Quite a judge of character, that J.J. Sure enough, that embarrassment is the reason Naylor can muster the guts, while seated between a hairless, 15-year-old, former Camel-smoking cancer sufferer and a do-good bureaucrat from the Office of Substance Abuse Prevention, to tell Oprah that the feds wanted the kid to die. Why? "'So that their budgets'--he spat out the distasteful word--'will go up. This is nothing less than trafficking in human misery and you, sir, ought to be ashamed of yourself.'"

It also explains why Naylor can huddle merrily with the chief spokespeople for the alcohol industry and the gun lobby at weekly "Merchant of Death" luncheons. Sequestered at back tables in low-profile restaurants, Naylor and his "Mod Squad" cronies trade black humor and try out "sound bites de-emphasizing the lethality of their products."

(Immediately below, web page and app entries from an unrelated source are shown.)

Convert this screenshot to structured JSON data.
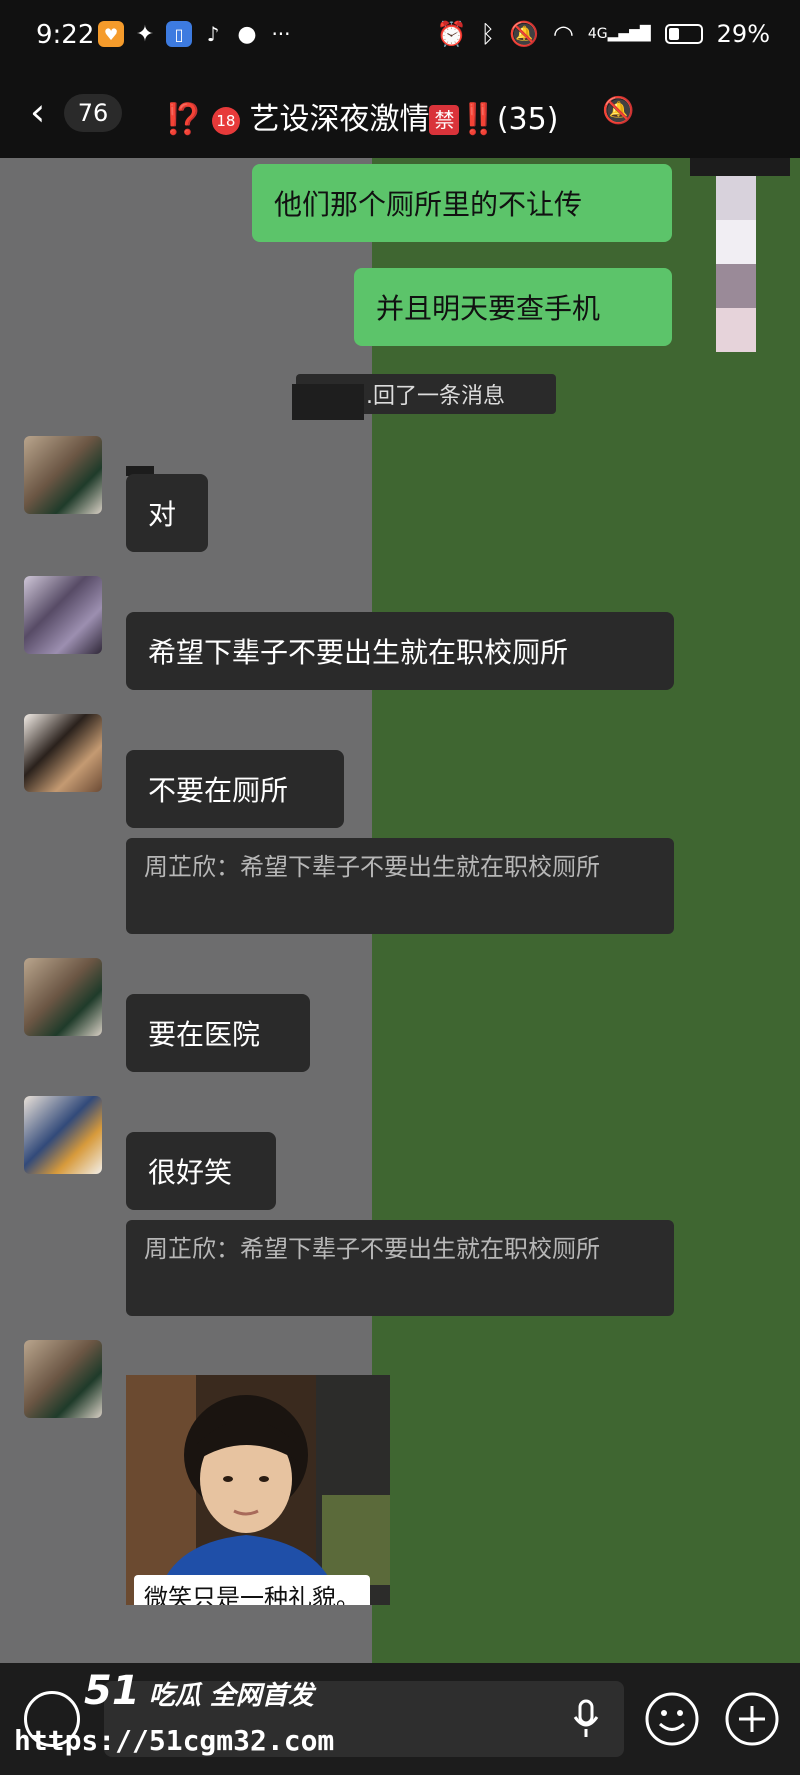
{
  "status_bar": {
    "time": "9:22",
    "network": "4G",
    "battery": "29%"
  },
  "header": {
    "unread_count": "76",
    "title_emoji_prefix": "⁉️",
    "title_badge_18": "18",
    "title_text": "艺设深夜激情",
    "title_badge_ban": "禁",
    "title_emoji_suffix": "‼️",
    "member_count": "(35)"
  },
  "messages": [
    {
      "side": "me",
      "text": "他们那个厕所里的不让传"
    },
    {
      "side": "me",
      "text": "并且明天要查手机"
    },
    {
      "type": "system",
      "text": ".回了一条消息"
    },
    {
      "side": "them",
      "text": "对"
    },
    {
      "side": "them",
      "text": "希望下辈子不要出生就在职校厕所"
    },
    {
      "side": "them",
      "text": "不要在厕所",
      "quote": "周芷欣：希望下辈子不要出生就在职校厕所"
    },
    {
      "side": "them",
      "text": "要在医院"
    },
    {
      "side": "them",
      "text": "很好笑",
      "quote": "周芷欣：希望下辈子不要出生就在职校厕所"
    },
    {
      "side": "them",
      "type": "image",
      "caption": "微笑只是一种礼貌。"
    }
  ],
  "watermark": {
    "brand_number": "51",
    "brand_text": "吃瓜 全网首发",
    "url": "https://51cgm32.com"
  },
  "colors": {
    "chat_bg": "#6d6d6e",
    "green_patch": "#3f6631",
    "my_bubble": "#5cc46a",
    "their_bubble": "#2a2a2a",
    "header_bg": "#111111"
  }
}
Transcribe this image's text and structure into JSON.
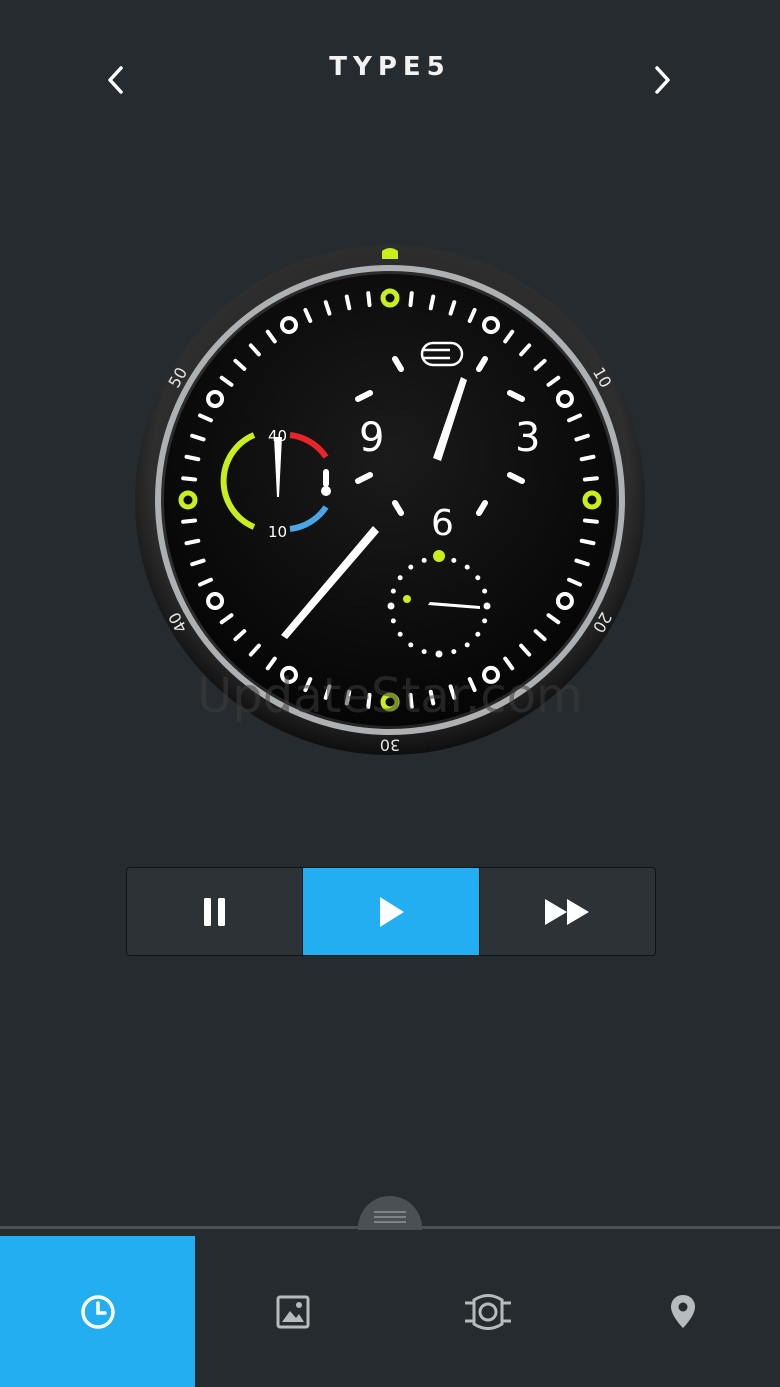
{
  "header": {
    "title": "TYPE5"
  },
  "watch": {
    "bezel_numbers": [
      "10",
      "20",
      "30",
      "40",
      "50"
    ],
    "hour_numerals": [
      "3",
      "6",
      "9"
    ],
    "temperature_labels": [
      "40",
      "10"
    ],
    "accent_color": "#c8ee1c"
  },
  "watermark": "UpdateStar.com",
  "controls": {
    "items": [
      {
        "name": "pause",
        "icon": "pause-icon"
      },
      {
        "name": "play",
        "icon": "play-icon",
        "active": true
      },
      {
        "name": "fast-forward",
        "icon": "fast-forward-icon"
      }
    ],
    "active_color": "#22aef0"
  },
  "tabs": [
    {
      "name": "clock",
      "icon": "clock-icon",
      "active": true
    },
    {
      "name": "image",
      "icon": "image-icon"
    },
    {
      "name": "watch-strap",
      "icon": "watch-strap-icon"
    },
    {
      "name": "location",
      "icon": "location-pin-icon"
    }
  ]
}
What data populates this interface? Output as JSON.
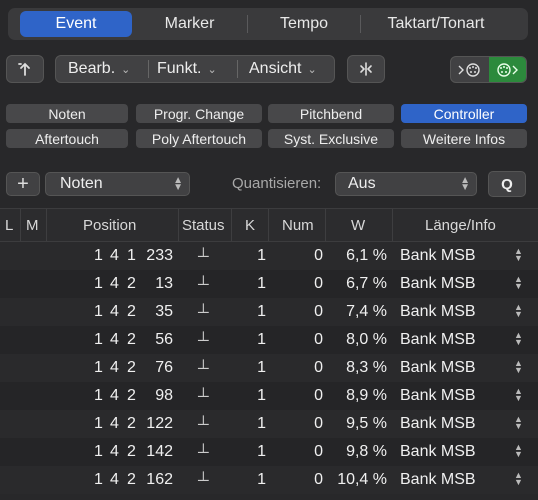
{
  "tabs": [
    "Event",
    "Marker",
    "Tempo",
    "Taktart/Tonart"
  ],
  "toolbar": {
    "menus": [
      "Bearb.",
      "Funkt.",
      "Ansicht"
    ]
  },
  "filters": {
    "row1": [
      "Noten",
      "Progr. Change",
      "Pitchbend",
      "Controller"
    ],
    "row2": [
      "Aftertouch",
      "Poly Aftertouch",
      "Syst. Exclusive",
      "Weitere Infos"
    ],
    "selected": "Controller"
  },
  "create": {
    "add_symbol": "+",
    "type_value": "Noten",
    "quantize_label": "Quantisieren:",
    "quantize_value": "Aus",
    "q_button": "Q"
  },
  "table": {
    "headers": [
      "L",
      "M",
      "Position",
      "Status",
      "K",
      "Num",
      "W",
      "Länge/Info"
    ],
    "rows": [
      {
        "bar": "1",
        "beat": "4",
        "div": "1",
        "tick": "233",
        "status": "┴",
        "ch": "1",
        "num": "0",
        "val": "6,1 %",
        "info": "Bank MSB"
      },
      {
        "bar": "1",
        "beat": "4",
        "div": "2",
        "tick": "13",
        "status": "┴",
        "ch": "1",
        "num": "0",
        "val": "6,7 %",
        "info": "Bank MSB"
      },
      {
        "bar": "1",
        "beat": "4",
        "div": "2",
        "tick": "35",
        "status": "┴",
        "ch": "1",
        "num": "0",
        "val": "7,4 %",
        "info": "Bank MSB"
      },
      {
        "bar": "1",
        "beat": "4",
        "div": "2",
        "tick": "56",
        "status": "┴",
        "ch": "1",
        "num": "0",
        "val": "8,0 %",
        "info": "Bank MSB"
      },
      {
        "bar": "1",
        "beat": "4",
        "div": "2",
        "tick": "76",
        "status": "┴",
        "ch": "1",
        "num": "0",
        "val": "8,3 %",
        "info": "Bank MSB"
      },
      {
        "bar": "1",
        "beat": "4",
        "div": "2",
        "tick": "98",
        "status": "┴",
        "ch": "1",
        "num": "0",
        "val": "8,9 %",
        "info": "Bank MSB"
      },
      {
        "bar": "1",
        "beat": "4",
        "div": "2",
        "tick": "122",
        "status": "┴",
        "ch": "1",
        "num": "0",
        "val": "9,5 %",
        "info": "Bank MSB"
      },
      {
        "bar": "1",
        "beat": "4",
        "div": "2",
        "tick": "142",
        "status": "┴",
        "ch": "1",
        "num": "0",
        "val": "9,8 %",
        "info": "Bank MSB"
      },
      {
        "bar": "1",
        "beat": "4",
        "div": "2",
        "tick": "162",
        "status": "┴",
        "ch": "1",
        "num": "0",
        "val": "10,4 %",
        "info": "Bank MSB"
      }
    ]
  },
  "colors": {
    "accent": "#2f64c8",
    "toggle_on": "#2c8a3c"
  }
}
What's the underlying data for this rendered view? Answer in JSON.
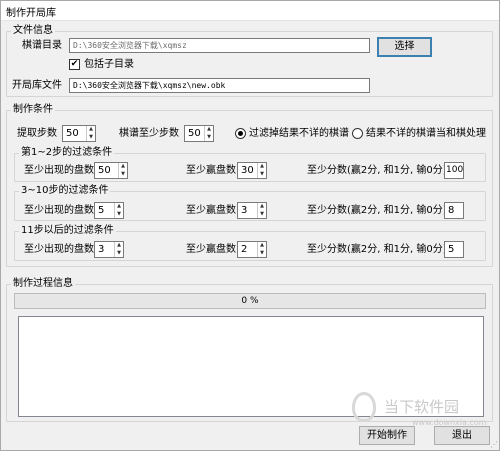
{
  "window": {
    "title": "制作开局库"
  },
  "file_info": {
    "legend": "文件信息",
    "dir_label": "棋谱目录",
    "dir_value": "D:\\360安全浏览器下载\\xqmsz",
    "browse_label": "选择",
    "include_sub_label": "包括子目录",
    "include_sub_checked": true,
    "out_label": "开局库文件",
    "out_value": "D:\\360安全浏览器下载\\xqmsz\\new.obk"
  },
  "conditions": {
    "legend": "制作条件",
    "extract_steps_label": "提取步数",
    "extract_steps_value": "50",
    "min_steps_label": "棋谱至少步数",
    "min_steps_value": "50",
    "radio1_label": "过滤掉结果不详的棋谱",
    "radio2_label": "结果不详的棋谱当和棋处理",
    "selected_radio": 1,
    "groups": [
      {
        "legend": "第1~2步的过滤条件",
        "min_games_label": "至少出现的盘数",
        "min_games": "50",
        "min_wins_label": "至少赢盘数",
        "min_wins": "30",
        "min_score_label": "至少分数(赢2分, 和1分, 输0分)",
        "min_score": "100"
      },
      {
        "legend": "3~10步的过滤条件",
        "min_games_label": "至少出现的盘数",
        "min_games": "5",
        "min_wins_label": "至少赢盘数",
        "min_wins": "3",
        "min_score_label": "至少分数(赢2分, 和1分, 输0分)",
        "min_score": "8"
      },
      {
        "legend": "11步以后的过滤条件",
        "min_games_label": "至少出现的盘数",
        "min_games": "3",
        "min_wins_label": "至少赢盘数",
        "min_wins": "2",
        "min_score_label": "至少分数(赢2分, 和1分, 输0分)",
        "min_score": "5"
      }
    ]
  },
  "process": {
    "legend": "制作过程信息",
    "progress_text": "0 %",
    "progress_value": 0,
    "log_text": ""
  },
  "buttons": {
    "start_label": "开始制作",
    "exit_label": "退出"
  },
  "watermark": {
    "brand": "当下软件园",
    "url": "www.downxia.com"
  }
}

The work poses some interesting challenges. One of Naylor's chums is charged with positioning the massacre of a Texas church choir as evidence of why gun control is dangerous. How so? A parishioner in the front row insists she would have had a clear shot had she been packing her piece. Naylor's other pal, representing the Moderation Council (whose slogan is "strength through unity at a time of volumetric decline") ponders whether she should try to outmaneuver Diane Sawyer on Prime Time Live to be first to hug a child with fetal alcohol syndrome on camera.

These characters earn their pay. So does Naylor, whom Buckley manages to make likable despite his cynicism, which is thicker than the three-pack-a-day smoke that swirls around him.

Buckley, the editor of Forbes fyi, is a Washington insider who knows this turf. His previous, well-received satire was The White House Mess. Even though some of his one-liners read as though they were written for Murphy Brown to deliver and then wait for the laugh track, most of his humor is well-grounded in ironies that have tickled tobacco-industry watchers for years, beginning with a certain personal problem that some real-life tobacco lobbyists and employees have trouble controlling. For example, the receptionist at ATS, after answering the phone cheerfully, "began to cough. No dainty little throat-clearer, either, but a deep pulmonary bulldozer. 'Academy of--harrg--Tobacco--kuhh--Studies.' Nick wondered if having a receptionist who couldn't get through 'hello' without a bronchospasm was a plus."

The plot is a farcical romp through the second-biggest event in Nick's life: His kidnapping, allegedly by antismoking advocates who cover his body in enough stop-smoking nicotine patches to kill him. He manages to escape, however, and is found in his boxer shorts, stumbling and wired, by the police. Nick becomes an overnight celebrity and a hero to his benefactors when he miraculously escapes death--in part because of his high tolerance for nicotine. For that, he earns a big salary increase, the laser-beam lust of a sexy co-worker, and the cushy assignment of working out bribes with a big-name Hollywood producer to put cigarettes in the celluloid hands of hot young actors. But it also raises the antennae of the FBI, who wonder: Isn't this the second time Nick Naylor has captured the spotlight through unusual circumstances?

An ace satirist, Buckley will have you roaring, but the feeling fades to an edgy sadness. Flip on the nightly news lately and there are those tobacco executives mouthing the very assertions you laughed at when they came from Buckley's characters--that the smoking debate is not about recruiting children to smoke, it's about an assault on American civil liberties; that cigarettes aren't addictive, they're just a pleasurable habit, like sweets or coffee. However broad the comedy in Thank You for Smoking becomes, it often feels as though only the names have been changed. This book is also a broadside at the purse-lipped politically correct. But its cut-the-bull humor stands a better chance of making their points than product labeling or self-righteous rhetoric ever will.

The only thing funnier to be said this year about smoking could well be whatever reaction the tobacco industry will have to this book. Imagine the Tobacco Institute press release denouncing it--with Nick Naylor's logic-suspending indignation propelling every line. A possible correlation between reading satire and blindness, perhaps? Better yet, make it wrinkles. Laugh lines could be a big problem here.JOAN O'C. HAMILTON

blog comments powered by Disqus